* [Activity] The required answer is a copy of each line in the entries below that includes "JSON".

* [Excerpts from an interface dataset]
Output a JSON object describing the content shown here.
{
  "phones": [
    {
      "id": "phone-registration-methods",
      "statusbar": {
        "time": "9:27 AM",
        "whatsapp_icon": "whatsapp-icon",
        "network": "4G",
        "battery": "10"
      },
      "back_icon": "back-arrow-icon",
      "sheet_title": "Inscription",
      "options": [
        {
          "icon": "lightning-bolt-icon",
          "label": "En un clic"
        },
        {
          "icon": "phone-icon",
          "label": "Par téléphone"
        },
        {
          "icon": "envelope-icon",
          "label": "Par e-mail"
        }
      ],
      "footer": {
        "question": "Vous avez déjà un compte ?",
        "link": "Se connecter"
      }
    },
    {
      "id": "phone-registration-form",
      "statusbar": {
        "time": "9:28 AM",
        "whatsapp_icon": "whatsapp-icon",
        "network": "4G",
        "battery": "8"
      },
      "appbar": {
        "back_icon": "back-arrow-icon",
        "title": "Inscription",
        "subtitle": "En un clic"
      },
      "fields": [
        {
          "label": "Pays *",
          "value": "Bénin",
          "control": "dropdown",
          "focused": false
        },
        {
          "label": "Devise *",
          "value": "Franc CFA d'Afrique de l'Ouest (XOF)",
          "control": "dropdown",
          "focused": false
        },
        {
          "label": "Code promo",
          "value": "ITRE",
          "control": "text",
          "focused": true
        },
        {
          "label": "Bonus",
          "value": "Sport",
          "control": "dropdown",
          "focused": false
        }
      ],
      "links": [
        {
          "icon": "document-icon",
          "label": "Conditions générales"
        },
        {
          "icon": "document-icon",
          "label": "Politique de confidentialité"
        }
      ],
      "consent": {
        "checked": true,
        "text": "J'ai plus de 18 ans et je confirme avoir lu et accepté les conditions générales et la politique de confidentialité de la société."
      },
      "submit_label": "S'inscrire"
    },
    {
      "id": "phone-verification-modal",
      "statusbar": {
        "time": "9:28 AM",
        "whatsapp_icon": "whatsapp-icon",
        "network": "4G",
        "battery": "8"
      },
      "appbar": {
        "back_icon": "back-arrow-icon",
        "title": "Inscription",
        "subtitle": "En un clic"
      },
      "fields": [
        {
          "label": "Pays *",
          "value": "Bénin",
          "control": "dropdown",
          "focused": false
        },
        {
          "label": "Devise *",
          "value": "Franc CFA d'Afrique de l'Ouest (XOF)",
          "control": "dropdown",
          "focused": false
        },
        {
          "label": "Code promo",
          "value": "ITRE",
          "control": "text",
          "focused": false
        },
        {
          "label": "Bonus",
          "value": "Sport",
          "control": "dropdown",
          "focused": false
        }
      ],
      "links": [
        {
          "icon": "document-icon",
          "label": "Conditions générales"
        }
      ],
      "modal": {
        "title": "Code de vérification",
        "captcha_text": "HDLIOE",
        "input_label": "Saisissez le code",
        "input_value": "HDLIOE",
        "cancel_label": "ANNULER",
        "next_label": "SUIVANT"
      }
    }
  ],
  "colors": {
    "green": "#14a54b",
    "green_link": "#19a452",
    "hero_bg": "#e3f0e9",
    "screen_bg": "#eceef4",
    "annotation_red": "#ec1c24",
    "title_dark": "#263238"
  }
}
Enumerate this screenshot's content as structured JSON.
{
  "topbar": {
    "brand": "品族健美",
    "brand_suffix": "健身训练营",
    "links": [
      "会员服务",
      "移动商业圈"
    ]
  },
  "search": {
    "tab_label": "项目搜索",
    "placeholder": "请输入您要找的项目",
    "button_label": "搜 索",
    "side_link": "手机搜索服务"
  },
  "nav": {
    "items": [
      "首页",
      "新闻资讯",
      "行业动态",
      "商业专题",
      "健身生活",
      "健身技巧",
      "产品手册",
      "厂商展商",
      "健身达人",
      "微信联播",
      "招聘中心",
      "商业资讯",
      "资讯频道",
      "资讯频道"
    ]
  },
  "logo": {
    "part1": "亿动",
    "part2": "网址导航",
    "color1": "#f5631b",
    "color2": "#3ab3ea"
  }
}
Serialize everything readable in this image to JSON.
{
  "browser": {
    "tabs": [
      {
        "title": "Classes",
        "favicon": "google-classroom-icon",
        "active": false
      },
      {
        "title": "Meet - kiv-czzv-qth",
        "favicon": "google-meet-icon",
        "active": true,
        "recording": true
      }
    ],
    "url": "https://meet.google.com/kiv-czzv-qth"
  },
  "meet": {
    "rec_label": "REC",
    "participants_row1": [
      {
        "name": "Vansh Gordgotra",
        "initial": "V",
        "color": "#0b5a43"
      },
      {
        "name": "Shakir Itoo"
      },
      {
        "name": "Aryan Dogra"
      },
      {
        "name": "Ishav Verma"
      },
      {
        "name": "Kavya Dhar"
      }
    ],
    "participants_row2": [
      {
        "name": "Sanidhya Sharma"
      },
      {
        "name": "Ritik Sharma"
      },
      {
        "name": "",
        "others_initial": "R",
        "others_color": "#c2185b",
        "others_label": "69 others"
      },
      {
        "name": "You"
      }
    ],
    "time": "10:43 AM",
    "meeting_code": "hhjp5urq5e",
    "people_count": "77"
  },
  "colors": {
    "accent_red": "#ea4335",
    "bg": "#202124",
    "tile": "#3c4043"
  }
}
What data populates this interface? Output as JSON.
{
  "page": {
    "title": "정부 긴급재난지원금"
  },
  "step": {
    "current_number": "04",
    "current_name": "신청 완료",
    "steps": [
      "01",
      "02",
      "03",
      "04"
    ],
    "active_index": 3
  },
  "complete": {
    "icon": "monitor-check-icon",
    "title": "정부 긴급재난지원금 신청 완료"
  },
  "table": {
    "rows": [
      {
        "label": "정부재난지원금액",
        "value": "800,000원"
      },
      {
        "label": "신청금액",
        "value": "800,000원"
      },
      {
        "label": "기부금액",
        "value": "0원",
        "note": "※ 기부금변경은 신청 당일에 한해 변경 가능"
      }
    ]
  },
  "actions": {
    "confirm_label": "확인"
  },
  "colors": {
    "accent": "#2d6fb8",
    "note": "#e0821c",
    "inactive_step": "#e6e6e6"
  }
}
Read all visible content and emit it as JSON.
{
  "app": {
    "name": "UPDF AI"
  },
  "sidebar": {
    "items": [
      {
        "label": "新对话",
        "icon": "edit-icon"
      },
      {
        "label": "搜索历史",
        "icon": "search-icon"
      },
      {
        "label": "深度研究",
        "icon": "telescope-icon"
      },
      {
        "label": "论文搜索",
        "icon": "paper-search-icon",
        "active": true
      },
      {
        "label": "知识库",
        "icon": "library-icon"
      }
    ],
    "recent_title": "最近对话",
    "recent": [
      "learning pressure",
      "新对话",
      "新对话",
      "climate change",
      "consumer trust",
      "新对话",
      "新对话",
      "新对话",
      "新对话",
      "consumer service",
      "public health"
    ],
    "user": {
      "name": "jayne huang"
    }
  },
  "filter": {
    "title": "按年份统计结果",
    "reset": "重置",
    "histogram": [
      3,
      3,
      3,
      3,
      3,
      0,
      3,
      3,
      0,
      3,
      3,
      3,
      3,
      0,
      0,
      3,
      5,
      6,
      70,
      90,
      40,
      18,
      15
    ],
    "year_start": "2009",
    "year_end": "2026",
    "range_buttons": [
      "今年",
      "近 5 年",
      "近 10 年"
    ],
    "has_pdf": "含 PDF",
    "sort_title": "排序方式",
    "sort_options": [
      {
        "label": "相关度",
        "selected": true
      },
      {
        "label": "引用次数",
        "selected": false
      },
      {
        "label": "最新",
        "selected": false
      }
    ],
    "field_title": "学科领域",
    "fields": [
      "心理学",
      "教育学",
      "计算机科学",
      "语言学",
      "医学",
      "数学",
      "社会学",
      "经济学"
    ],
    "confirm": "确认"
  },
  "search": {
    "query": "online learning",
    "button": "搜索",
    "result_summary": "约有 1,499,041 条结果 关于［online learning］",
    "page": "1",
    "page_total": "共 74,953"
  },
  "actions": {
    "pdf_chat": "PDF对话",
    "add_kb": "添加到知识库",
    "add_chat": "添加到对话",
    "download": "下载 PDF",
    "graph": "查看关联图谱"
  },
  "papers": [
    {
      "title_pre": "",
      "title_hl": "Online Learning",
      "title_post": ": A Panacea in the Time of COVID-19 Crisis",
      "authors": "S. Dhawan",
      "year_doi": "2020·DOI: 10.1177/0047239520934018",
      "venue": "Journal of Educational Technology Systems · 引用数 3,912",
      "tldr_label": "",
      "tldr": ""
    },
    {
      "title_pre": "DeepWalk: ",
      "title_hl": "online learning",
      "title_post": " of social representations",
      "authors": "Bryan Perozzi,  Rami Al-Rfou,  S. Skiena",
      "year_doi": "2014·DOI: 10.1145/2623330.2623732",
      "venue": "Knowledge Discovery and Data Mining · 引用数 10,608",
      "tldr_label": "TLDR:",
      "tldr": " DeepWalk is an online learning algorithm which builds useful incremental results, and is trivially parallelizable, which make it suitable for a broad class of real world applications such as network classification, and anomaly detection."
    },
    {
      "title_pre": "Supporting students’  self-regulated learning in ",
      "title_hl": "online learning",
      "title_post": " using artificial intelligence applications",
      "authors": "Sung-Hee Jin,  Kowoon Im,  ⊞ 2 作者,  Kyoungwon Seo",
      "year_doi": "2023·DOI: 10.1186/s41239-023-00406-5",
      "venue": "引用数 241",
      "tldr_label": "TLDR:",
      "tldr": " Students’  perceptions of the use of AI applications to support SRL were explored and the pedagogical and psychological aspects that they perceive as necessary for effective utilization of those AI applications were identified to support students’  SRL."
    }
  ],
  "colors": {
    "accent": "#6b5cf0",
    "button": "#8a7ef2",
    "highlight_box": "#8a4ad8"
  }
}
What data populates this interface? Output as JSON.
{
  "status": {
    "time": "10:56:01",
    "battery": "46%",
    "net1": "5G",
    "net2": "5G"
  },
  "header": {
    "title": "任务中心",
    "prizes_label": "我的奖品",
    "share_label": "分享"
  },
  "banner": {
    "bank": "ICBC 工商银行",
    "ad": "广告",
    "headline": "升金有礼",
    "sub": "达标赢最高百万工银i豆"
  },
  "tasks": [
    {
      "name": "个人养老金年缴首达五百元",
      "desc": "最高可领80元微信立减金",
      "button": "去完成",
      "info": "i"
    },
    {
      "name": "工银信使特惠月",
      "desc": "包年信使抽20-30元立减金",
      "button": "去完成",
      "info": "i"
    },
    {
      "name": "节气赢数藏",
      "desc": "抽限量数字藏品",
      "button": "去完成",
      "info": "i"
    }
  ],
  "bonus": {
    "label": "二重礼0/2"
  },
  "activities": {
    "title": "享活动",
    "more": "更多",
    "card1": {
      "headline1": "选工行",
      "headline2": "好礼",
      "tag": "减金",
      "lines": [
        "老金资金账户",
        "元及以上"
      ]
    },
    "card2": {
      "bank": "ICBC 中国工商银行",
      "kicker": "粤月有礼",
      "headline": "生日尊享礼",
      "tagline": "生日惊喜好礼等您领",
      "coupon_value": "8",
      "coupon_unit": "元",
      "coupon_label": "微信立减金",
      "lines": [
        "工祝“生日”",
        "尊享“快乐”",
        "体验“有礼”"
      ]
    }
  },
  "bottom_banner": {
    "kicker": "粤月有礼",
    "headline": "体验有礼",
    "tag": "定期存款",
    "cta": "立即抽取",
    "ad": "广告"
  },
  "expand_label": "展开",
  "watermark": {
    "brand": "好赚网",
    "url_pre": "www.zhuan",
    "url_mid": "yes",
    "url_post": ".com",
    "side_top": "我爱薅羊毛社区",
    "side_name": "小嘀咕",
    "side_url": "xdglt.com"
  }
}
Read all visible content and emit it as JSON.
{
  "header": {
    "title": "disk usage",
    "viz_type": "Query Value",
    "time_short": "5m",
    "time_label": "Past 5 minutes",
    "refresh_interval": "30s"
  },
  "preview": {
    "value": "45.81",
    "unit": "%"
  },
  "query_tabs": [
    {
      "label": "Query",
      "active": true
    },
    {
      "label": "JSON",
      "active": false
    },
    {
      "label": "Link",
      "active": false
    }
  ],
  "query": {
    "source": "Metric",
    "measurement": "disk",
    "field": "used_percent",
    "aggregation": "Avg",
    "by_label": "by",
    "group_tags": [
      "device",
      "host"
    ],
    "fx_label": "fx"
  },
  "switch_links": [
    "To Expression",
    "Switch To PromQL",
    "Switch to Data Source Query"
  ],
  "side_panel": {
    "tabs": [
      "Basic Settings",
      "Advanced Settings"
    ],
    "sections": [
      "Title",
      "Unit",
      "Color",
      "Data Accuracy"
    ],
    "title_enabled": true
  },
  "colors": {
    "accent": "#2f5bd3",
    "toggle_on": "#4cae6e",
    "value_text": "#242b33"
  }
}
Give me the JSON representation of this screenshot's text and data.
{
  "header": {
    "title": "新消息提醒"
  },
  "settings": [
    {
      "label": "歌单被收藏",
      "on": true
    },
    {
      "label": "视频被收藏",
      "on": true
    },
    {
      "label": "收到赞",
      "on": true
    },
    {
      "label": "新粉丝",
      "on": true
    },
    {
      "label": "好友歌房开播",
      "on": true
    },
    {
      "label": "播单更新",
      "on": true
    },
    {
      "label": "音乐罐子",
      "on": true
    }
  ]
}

* [Task output]
Output a JSON object describing the content shown here.
Enumerate this screenshot's content as structured JSON.
Serialize everything readable in this image to JSON.
What data populates this interface? Output as JSON.
Read all visible content and emit it as JSON.
What data populates this interface? Output as JSON.
Read all visible content and emit it as JSON.
      "label": "JSON",
Give me the JSON representation of this screenshot's text and data.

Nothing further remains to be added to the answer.